5.  Don't worry. 

Seriously, don't worry.  The process can feel like a life or death trial, but it's not.  For all the drama you have to contend with during the college application process, almost everyone gets in somewhere and ends up loving college.  If you keep that in mind while you're finishing your applications, you'll be more focused and more confident.  And you'll do a better job.   

For seniors: Avoid these common but embarrassing application mistakes

College admissions officers aren't out to get you.  Misplacing a comma or using "roll" instead of "role" aren't mistakes you want to make, but they're not going to get you rejected. 

But some application mistakes glaringly point out that you're reusing an essay from another application or that you must not be all that interested in this particular school.  Here are the three most common and embarrassing ones seniors must avoid.   
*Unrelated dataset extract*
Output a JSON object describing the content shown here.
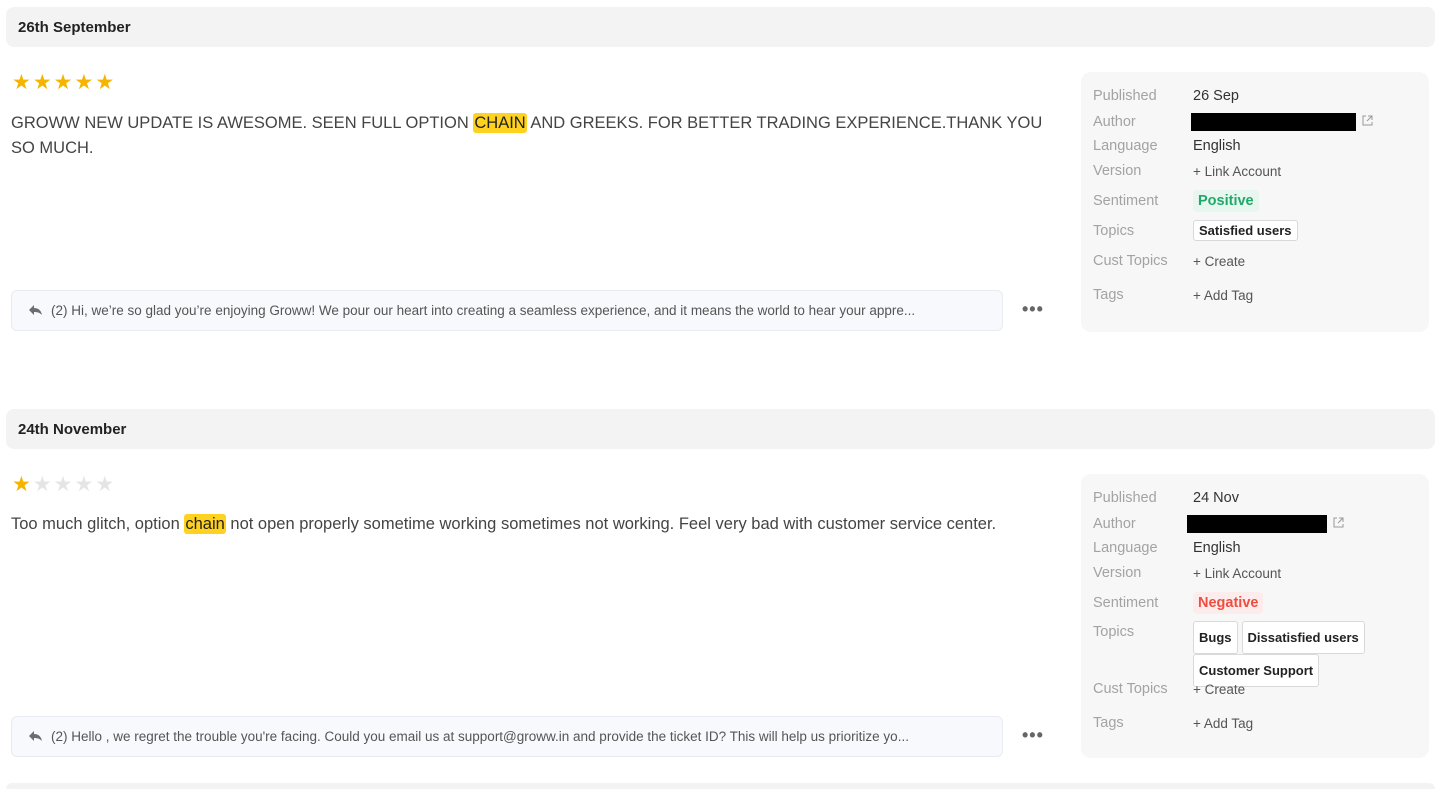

1.  Re-using an essay and forgetting to replace the school's name, as in writing in an essay to Northwestern, "Duke has everything I've been looking for in a college," or "That's why I can see myself spending four years in Cambridge" (where MIT is located) in an essay to Caltech (which is in sunny Pasadena, CA).
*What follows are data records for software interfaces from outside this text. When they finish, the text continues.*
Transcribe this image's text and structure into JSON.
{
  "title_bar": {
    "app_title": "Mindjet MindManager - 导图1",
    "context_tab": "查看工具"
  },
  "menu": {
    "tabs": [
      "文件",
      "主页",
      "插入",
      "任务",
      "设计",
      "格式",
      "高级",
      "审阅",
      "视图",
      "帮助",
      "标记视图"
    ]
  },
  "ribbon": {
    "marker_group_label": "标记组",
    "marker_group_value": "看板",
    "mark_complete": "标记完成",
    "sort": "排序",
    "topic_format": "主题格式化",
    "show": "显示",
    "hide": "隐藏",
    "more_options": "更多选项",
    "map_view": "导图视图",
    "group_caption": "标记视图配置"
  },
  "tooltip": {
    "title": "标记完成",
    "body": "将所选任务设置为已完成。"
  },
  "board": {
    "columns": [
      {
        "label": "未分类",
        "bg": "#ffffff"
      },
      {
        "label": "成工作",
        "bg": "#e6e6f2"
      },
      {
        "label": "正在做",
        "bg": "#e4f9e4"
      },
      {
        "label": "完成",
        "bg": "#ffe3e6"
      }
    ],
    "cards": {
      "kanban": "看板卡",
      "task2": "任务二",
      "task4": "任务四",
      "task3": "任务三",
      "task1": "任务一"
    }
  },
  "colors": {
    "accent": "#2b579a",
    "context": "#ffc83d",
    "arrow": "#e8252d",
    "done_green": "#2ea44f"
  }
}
2.  Mentioning an interest in a particular major that the school actually doesn't offer.

3. Re-using an essay that doesn't fully answer the question for the second (or third) college. 

For example, Stanford asks you to describe a subject or idea that you find intellectually exciting and to explain why.  A lot of students might try to re-use that essay for Cornell's supplement that asks, "Describe your intellectual interests, their evolution, and what makes them exciting to you. Tell us how you will utilize the academic programs in the College of Arts and Sciences to further explore your interests, intended major, or field of study." 
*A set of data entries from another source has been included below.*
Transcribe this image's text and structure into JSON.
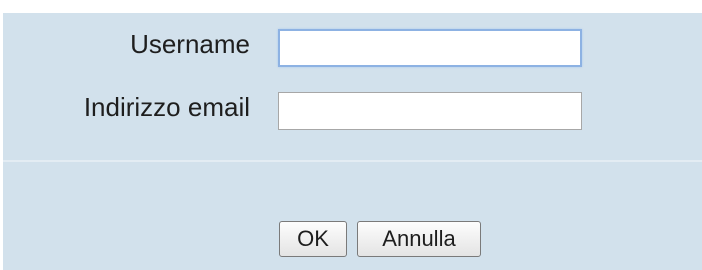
{
  "form": {
    "username_label": "Username",
    "username_value": "",
    "email_label": "Indirizzo email",
    "email_value": ""
  },
  "actions": {
    "ok_label": "OK",
    "cancel_label": "Annulla"
  },
  "colors": {
    "panel_background": "#d2e1ec",
    "focus_border": "#8db2e3"
  }
}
If you write the Stanford essay and then just tack on a sentence at the end of it for Cornell like, "That's why I'm excited to study history at Cornell," it looks like what it is–an essay that you wrote for another college and are trying to pass off.  Recycling an essay isn't necessarily always a bad thing; lots of colleges ask similar questions.  But you don't want your essay to have an "insert name of college here" feeling.

Creating a pocket of greatness

Some people believe they can’t make a difference in their organization unless they’re in charge.  They think that unless they’re the CEO of the company, or the superintendent of a school, or the president of their club, they’re not empowered to do those things that would really make their organization great.

Jim Collins is a professor at the Stanford Business School who’s written several books about the workings and leadership behind great companies.  His website has several articles and MP3s in which he discusses his work.  Here are two pieces I found addressing the question of whether or not you really need to be in charge to create greatness.

“For many people, the first question that occurs is, ‘But how do I persuade my CEO to get it?’ My answer: Don’t worry about that… each of us can create a pocket of greatness. Each of us can take our own area of work and influence and can concentrate on moving it from good to great. It doesn’t really matter whether all the CEOs get it. It only matters that you and I do. Now, it’s time to get to work.”

“Take responsibility to make great what you can make great.  And let others do it in the areas that they can make.  And if the whole company doesn’t do it, you can’t change that. But you can take responsibility for your area.”

What to do if a college tells you your file is incomplete

Imagine receiving a notice in the mail that your application to a particular college is incomplete due to a missing item like test scores or a letter of recommendation.  Suddenly, this whole application process doesn't look quite as finished as you thought it was. 

But if this happens, don't panic.   Admissions offices receive thousands of pieces of mail during application season and each one needs to be individually sorted and filed.  The occasional missing item is a normal part of the process even for kids who did everything right.  That's why colleges build in time to alert those students to re-send the missing information.  

If you get that kind of notice, no need to panic.  You didn't necessarily do anything wrong.  Just (re)send the requested information as soon as possible.